Can you imagine running a dairy where your herd is kept in barns for 7 to 8 months of the year? The only time they get out onto pasture is in late Spring and Summer and the pasture they go to is quite well grassed.
The yellow are a sort of Dandelion. Lake Garda is in the distance.
The conditions that the part of the herd I saw was rather boggy, but they weren’t all the milkers, just the calves and a few of the milkers. A shed nearby was still stacked with hay and covered.
The milking bales were rather old but worked and it would take a while even though the herd was around sixty cows
But the product that came from the milk – cheese – was some of the best cheese I have ever tasted. They make ten different types of cheese – all unpasteurised – which means they can only sell from the farm gate or at some markets, but what cheese!!! Of the eight I sampled there was only two that I didn’t really enjoy. The two year old mature cheese was so good as were the softer cheeses, some with added flavours…the chilli one was divine!!!
The fresh cheese just made that morning
The cheese room complete with mould.
The food produced from the farm was always value added and not much went to waste. Remember that doorway
Yes THIS door.
Behind that door was an array of salami, some of which had also been haging for a number of years. The smell was surprisingly pleasant and the taste…juicy and tender, full of flavour.
Just hangin’ ’round
Everyone on the farm just hung around together outside as well
I did like to see that chooks are the same all around the world in how they view that anywhere you want to is where you can sit and lay an egg!!!!
No I didn’t check to see if she had laid or was sitting on a clutch!!!
I hope you enjoyed my dairy farm visit as much as I did
Late one afternoon a while ago a screeching could be heard, the unmistakable sound of Yellow-tailed Black Cockatoos. Soon the Cockatoos were circling around and they then headed off to some distant trees.
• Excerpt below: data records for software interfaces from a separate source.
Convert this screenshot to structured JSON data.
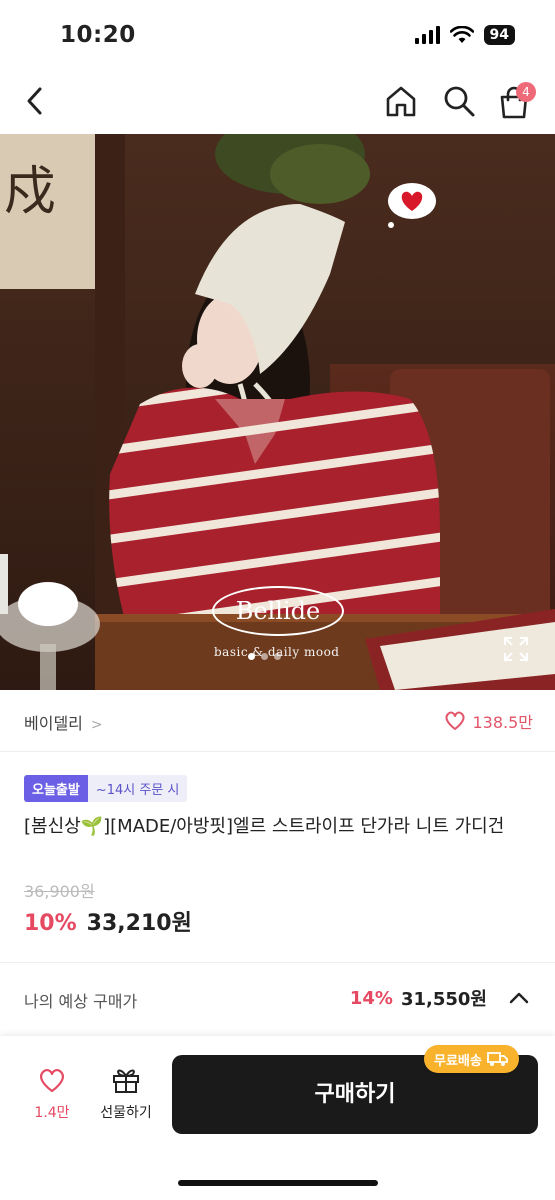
{
  "status": {
    "time": "10:20",
    "battery": "94"
  },
  "nav": {
    "cart_count": "4"
  },
  "hero": {
    "brand": "Bellide",
    "brand_tagline": "basic & daily mood",
    "slide_active": 1,
    "slide_total": 3
  },
  "seller": {
    "name": "베이델리",
    "chevron": ">",
    "likes": "138.5만"
  },
  "product": {
    "badge_today": "오늘출발",
    "badge_cutoff": "~14시 주문 시",
    "title": "[봄신상🌱][MADE/아방핏]엘르 스트라이프 단가라 니트 가디건",
    "original_price": "36,900원",
    "discount": "10%",
    "price": "33,210원"
  },
  "estimate": {
    "label": "나의 예상 구매가",
    "discount": "14%",
    "price": "31,550원"
  },
  "bottom": {
    "like_count": "1.4만",
    "gift_label": "선물하기",
    "buy_label": "구매하기",
    "shipping_badge": "무료배송"
  },
  "colors": {
    "accent": "#e64a62",
    "badge_purple": "#6b5fe6",
    "ship_yellow": "#f8b22c"
  }
}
I was watching where they were and in particular the Black Cockatoo closest who was doing a bit of moving around on the branch he was sitting on. It was very low light and the telephoto function on my Canon camera was at full stretch. The quality of the photos isn’t the best but I thought I should share a bit of our native birds sense of fun. You have already seen what the King Parrots do around my place having fun.
Enjoy the next sequence of photos. Just two settled on this side of the tree
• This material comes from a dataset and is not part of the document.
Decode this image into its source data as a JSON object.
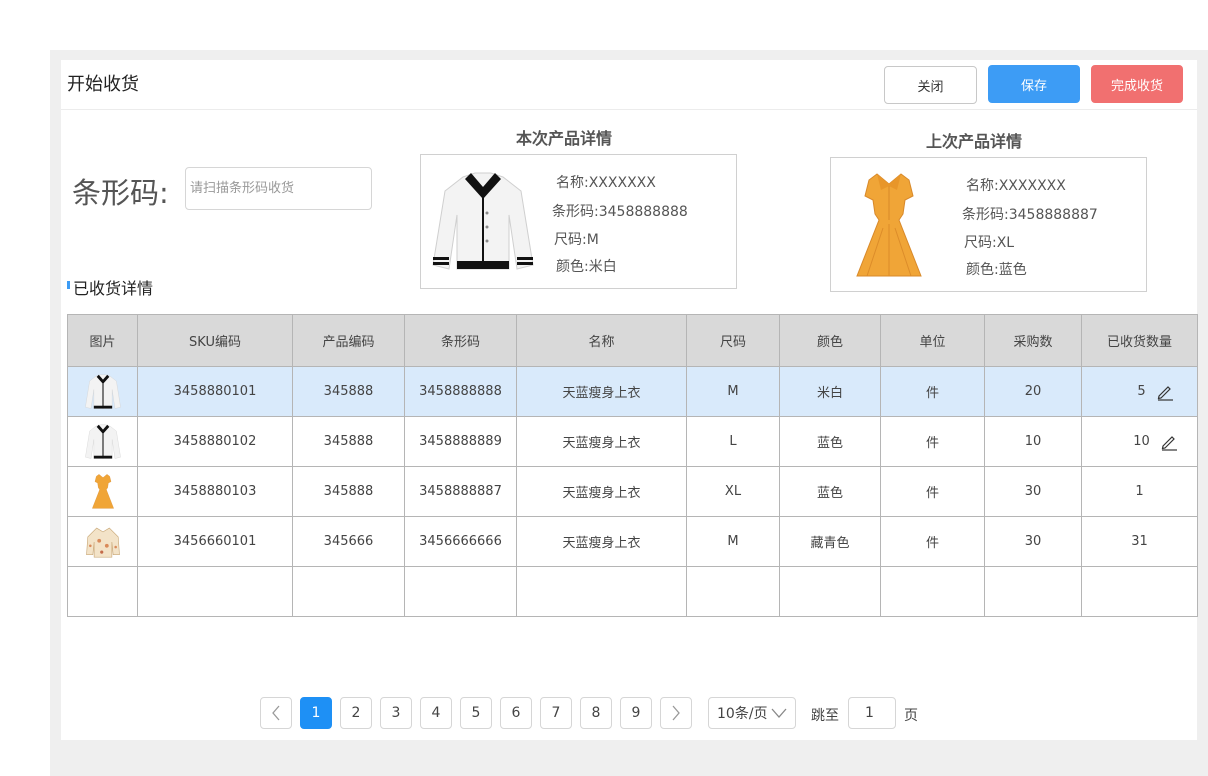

Suddenly this Yellow-tailed Black Cockatoo leant forward.
Then it was head down a bit further, wings spread a bit for balance and the tail feathers flared.
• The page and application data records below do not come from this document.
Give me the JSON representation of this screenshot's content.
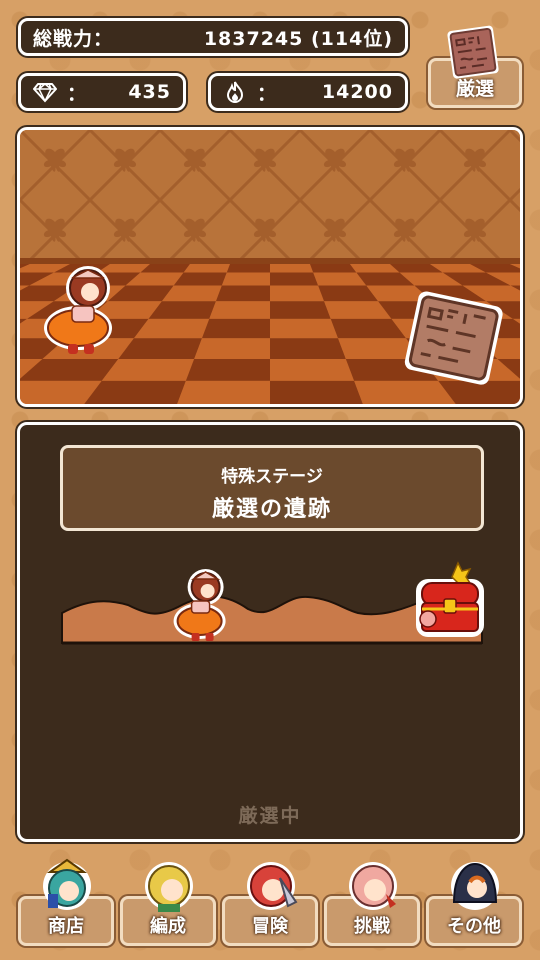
{
  "header": {
    "power_label": "総戦力：",
    "power_value": "1837245 (114位)",
    "gems_label": "：",
    "gems_value": "435",
    "fire_label": "：",
    "fire_value": "14200",
    "gensen_button": "厳選"
  },
  "stage": {
    "subtitle": "特殊ステージ",
    "title": "厳選の遺跡",
    "status": "厳選中",
    "progress": 0.36
  },
  "nav": {
    "shop": "商店",
    "formation": "編成",
    "adventure": "冒険",
    "challenge": "挑戦",
    "other": "その他"
  },
  "icons": {
    "gem": "diamond-icon",
    "fire": "flame-icon",
    "tablet": "stone-tablet-icon",
    "chest": "treasure-chest-icon"
  },
  "colors": {
    "panel_dark": "#3c2b1c",
    "background": "#d7a066",
    "button": "#c99a6c"
  }
}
A little bit further, head well tucked and body all on the other side of the branch.
Then it was right over, wings open, tail upright and his head where his tail was seconds ago.
Back upright, wings and tail ready for the final balance on the branch.
Sometimes sitting watching birds and getting the occasional photo, you think nothing of grabbing a few shots but the when you see them on the screen an idea can form. This was a quick do it now thing before the “inspiration” went to where those sort of great ideas go to wait in a stratosphere for someone else to come along or perhaps you may have a flash of “Ohhhh…..that’s right!” and once more that wonderful bit of information’s sucked back in.
But I digress, sorry. This is a story of what could happen One day at the bird bath
I like popping over to this bird bath in the morning. Often there’s not too many folk around and I can splash a little, get a little wet and shake my feathers as the water is a bit cold.
Sometimes I like to sit on the edge of the bird bath and ponder things like what does ponder mean? It’s so good to get in the water a bit deeper each time so I can get water through my feathers. I wonder if anyone else I know will be here later on.
Whoa!!! What happened there? One minute I am a sleek flying machine, drop in for a splash and look. I look like I have gained grams. Oh dear what can I do……I can’t go out looking like this. I probably won’t be even able to take off.
Hey buddy, glad you’ve dropped by this morning. Do you think my feathers make me look fat? No mate, not at all…..WHOA!!! What happened there? One minute I am a sleek flying machine, drop in for a splash and look. I look like I have gained grams……. Yeah buddy, I know just what you mean……..